* _PROBLEM STATEMENT_: Please say how many lines in the records below contain the word "JSON". Give the number and nothing more.

* _RECORDS FOR PROCESSING_:

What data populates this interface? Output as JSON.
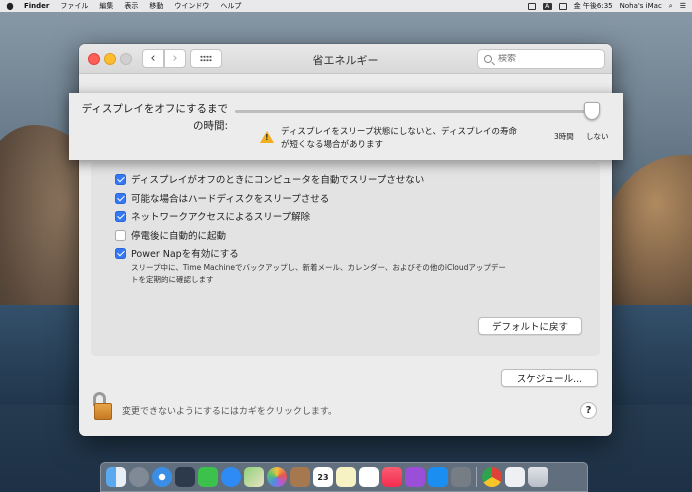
{
  "menubar": {
    "app_name": "Finder",
    "items": [
      "ファイル",
      "編集",
      "表示",
      "移動",
      "ウインドウ",
      "ヘルプ"
    ],
    "input_indicator": "A",
    "clock": "金 午後6:35",
    "user": "Noha's iMac"
  },
  "window": {
    "title": "省エネルギー",
    "search_placeholder": "検索"
  },
  "display_off": {
    "label_line1": "ディスプレイをオフにするまで",
    "label_line2": "の時間:",
    "slider_value": "しない",
    "tick_3h": "3時間",
    "tick_never": "しない",
    "warning_line1": "ディスプレイをスリープ状態にしないと、ディスプレイの寿命",
    "warning_line2": "が短くなる場合があります"
  },
  "options": [
    {
      "label": "ディスプレイがオフのときにコンピュータを自動でスリープさせない",
      "checked": true
    },
    {
      "label": "可能な場合はハードディスクをスリープさせる",
      "checked": true
    },
    {
      "label": "ネットワークアクセスによるスリープ解除",
      "checked": true
    },
    {
      "label": "停電後に自動的に起動",
      "checked": false
    },
    {
      "label": "Power Napを有効にする",
      "checked": true
    }
  ],
  "power_nap_desc_line1": "スリープ中に、Time Machineでバックアップし、新着メール、カレンダー、およびその他のiCloudアップデー",
  "power_nap_desc_line2": "トを定期的に確認します",
  "buttons": {
    "restore_defaults": "デフォルトに戻す",
    "schedule": "スケジュール..."
  },
  "lock_text": "変更できないようにするにはカギをクリックします。",
  "help_label": "?",
  "dock_icons": [
    "finder-icon",
    "launchpad-icon",
    "safari-icon",
    "photo-booth-icon",
    "facetime-icon",
    "messages-icon",
    "maps-icon",
    "photos-icon",
    "contacts-icon",
    "calendar-icon",
    "notes-icon",
    "reminders-icon",
    "music-icon",
    "podcasts-icon",
    "app-store-icon",
    "system-preferences-icon",
    "chrome-icon",
    "document-icon",
    "trash-icon"
  ],
  "dock_calendar_day": "23"
}
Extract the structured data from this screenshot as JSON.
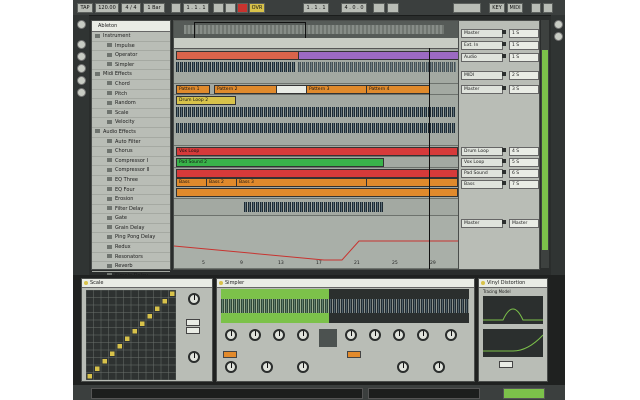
{
  "transport": {
    "buttons": [
      "TAP",
      "120.00",
      "4 / 4",
      "1 Bar",
      "1 . 1 . 1",
      "4 . 0 . 0",
      "OVR",
      "KEY",
      "MIDI"
    ],
    "record_color": "#c8332f"
  },
  "browser": {
    "header": "Ableton",
    "items": [
      {
        "label": "Instrument",
        "child": false
      },
      {
        "label": "Impulse",
        "child": true
      },
      {
        "label": "Operator",
        "child": true
      },
      {
        "label": "Simpler",
        "child": true
      },
      {
        "label": "Midi Effects",
        "child": false
      },
      {
        "label": "Chord",
        "child": true
      },
      {
        "label": "Pitch",
        "child": true
      },
      {
        "label": "Random",
        "child": true
      },
      {
        "label": "Scale",
        "child": true
      },
      {
        "label": "Velocity",
        "child": true
      },
      {
        "label": "Audio Effects",
        "child": false
      },
      {
        "label": "Auto Filter",
        "child": true
      },
      {
        "label": "Chorus",
        "child": true
      },
      {
        "label": "Compressor I",
        "child": true
      },
      {
        "label": "Compressor II",
        "child": true
      },
      {
        "label": "EQ Three",
        "child": true
      },
      {
        "label": "EQ Four",
        "child": true
      },
      {
        "label": "Erosion",
        "child": true
      },
      {
        "label": "Filter Delay",
        "child": true
      },
      {
        "label": "Gate",
        "child": true
      },
      {
        "label": "Grain Delay",
        "child": true
      },
      {
        "label": "Ping Pong Delay",
        "child": true
      },
      {
        "label": "Redux",
        "child": true
      },
      {
        "label": "Resonators",
        "child": true
      },
      {
        "label": "Reverb",
        "child": true
      },
      {
        "label": "Simple Delay",
        "child": true
      }
    ]
  },
  "arrangement": {
    "bar_labels": [
      "5",
      "9",
      "13",
      "17",
      "21",
      "25",
      "29"
    ],
    "clips_row1": [
      {
        "label": "",
        "color": "#d9644b"
      },
      {
        "label": "",
        "color": "#9c6ac2"
      }
    ],
    "clips_row2": [
      {
        "label": "Pattern 1",
        "color": "#e08a2c"
      },
      {
        "label": "Pattern 2",
        "color": "#e08a2c"
      },
      {
        "label": "",
        "color": "#e9ece5"
      },
      {
        "label": "Pattern 3",
        "color": "#e08a2c"
      },
      {
        "label": "Pattern 4",
        "color": "#e08a2c"
      }
    ],
    "clips_row3": [
      {
        "label": "Drum Loop 2",
        "color": "#d8c24a"
      }
    ],
    "clips_row4": [
      {
        "label": "Vox Loop",
        "color": "#d63a3a"
      }
    ],
    "clips_row5": [
      {
        "label": "Pad Sound 2",
        "color": "#39b34a"
      }
    ],
    "clips_row6": [
      {
        "label": "Bass",
        "color": "#e08a2c"
      },
      {
        "label": "Bass 2",
        "color": "#e08a2c"
      },
      {
        "label": "Bass 3",
        "color": "#e08a2c"
      }
    ]
  },
  "mixer": {
    "rows": [
      {
        "name": "Master",
        "value": "1 S"
      },
      {
        "name": "Ext. In",
        "value": "1 S"
      },
      {
        "name": "Audio",
        "value": "1 S"
      },
      {
        "name": "MIDI",
        "value": "2 S"
      },
      {
        "name": "Master",
        "value": "3 S"
      },
      {
        "name": "Drum Loop",
        "value": "4 S"
      },
      {
        "name": "Vox Loop",
        "value": "5 S"
      },
      {
        "name": "Pad Sound",
        "value": "6 S"
      },
      {
        "name": "Bass",
        "value": "7 S"
      },
      {
        "name": "Master",
        "value": "Master"
      }
    ]
  },
  "devices": {
    "scale": {
      "title": "Scale"
    },
    "sampler": {
      "title": "Simpler"
    },
    "vinyl": {
      "title": "Vinyl Distortion",
      "subtitle": "Tracing Model"
    },
    "accent": "#7cc24a"
  }
}
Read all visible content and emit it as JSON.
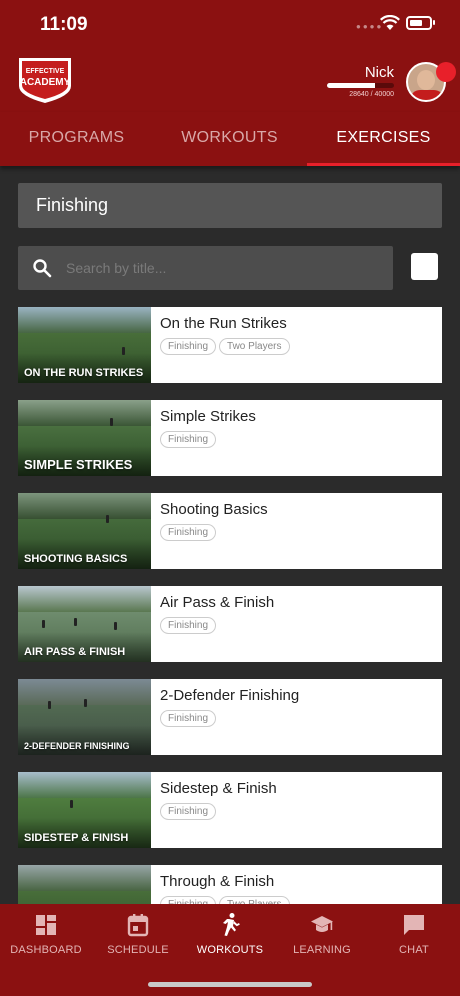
{
  "status_bar": {
    "time": "11:09"
  },
  "header": {
    "logo": {
      "line1": "EFFECTIVE",
      "line2": "ACADEMY"
    },
    "user_name": "Nick",
    "xp_text": "28640 / 40000",
    "xp_progress": 0.716
  },
  "tabs": [
    {
      "label": "PROGRAMS",
      "active": false
    },
    {
      "label": "WORKOUTS",
      "active": false
    },
    {
      "label": "EXERCISES",
      "active": true
    }
  ],
  "category": {
    "label": "Finishing"
  },
  "search": {
    "placeholder": "Search by title..."
  },
  "exercises": [
    {
      "title": "On the Run Strikes",
      "thumb_label": "ON THE RUN STRIKES",
      "tags": [
        "Finishing",
        "Two Players"
      ]
    },
    {
      "title": "Simple Strikes",
      "thumb_label": "SIMPLE STRIKES",
      "tags": [
        "Finishing"
      ]
    },
    {
      "title": "Shooting Basics",
      "thumb_label": "SHOOTING BASICS",
      "tags": [
        "Finishing"
      ]
    },
    {
      "title": "Air Pass & Finish",
      "thumb_label": "AIR PASS & FINISH",
      "tags": [
        "Finishing"
      ]
    },
    {
      "title": "2-Defender Finishing",
      "thumb_label": "2-DEFENDER FINISHING",
      "tags": [
        "Finishing"
      ]
    },
    {
      "title": "Sidestep & Finish",
      "thumb_label": "SIDESTEP & FINISH",
      "tags": [
        "Finishing"
      ]
    },
    {
      "title": "Through & Finish",
      "thumb_label": "",
      "tags": [
        "Finishing",
        "Two Players"
      ]
    }
  ],
  "bottom_nav": [
    {
      "label": "DASHBOARD",
      "icon": "dashboard-icon",
      "active": false
    },
    {
      "label": "SCHEDULE",
      "icon": "calendar-icon",
      "active": false
    },
    {
      "label": "WORKOUTS",
      "icon": "running-icon",
      "active": true
    },
    {
      "label": "LEARNING",
      "icon": "graduation-cap-icon",
      "active": false
    },
    {
      "label": "CHAT",
      "icon": "chat-icon",
      "active": false
    }
  ],
  "colors": {
    "brand_red": "#8b1111",
    "accent_red": "#e8202a",
    "background": "#2b2b2b",
    "field_green": "#3f6b34"
  }
}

* _TASK ANSWER_: 3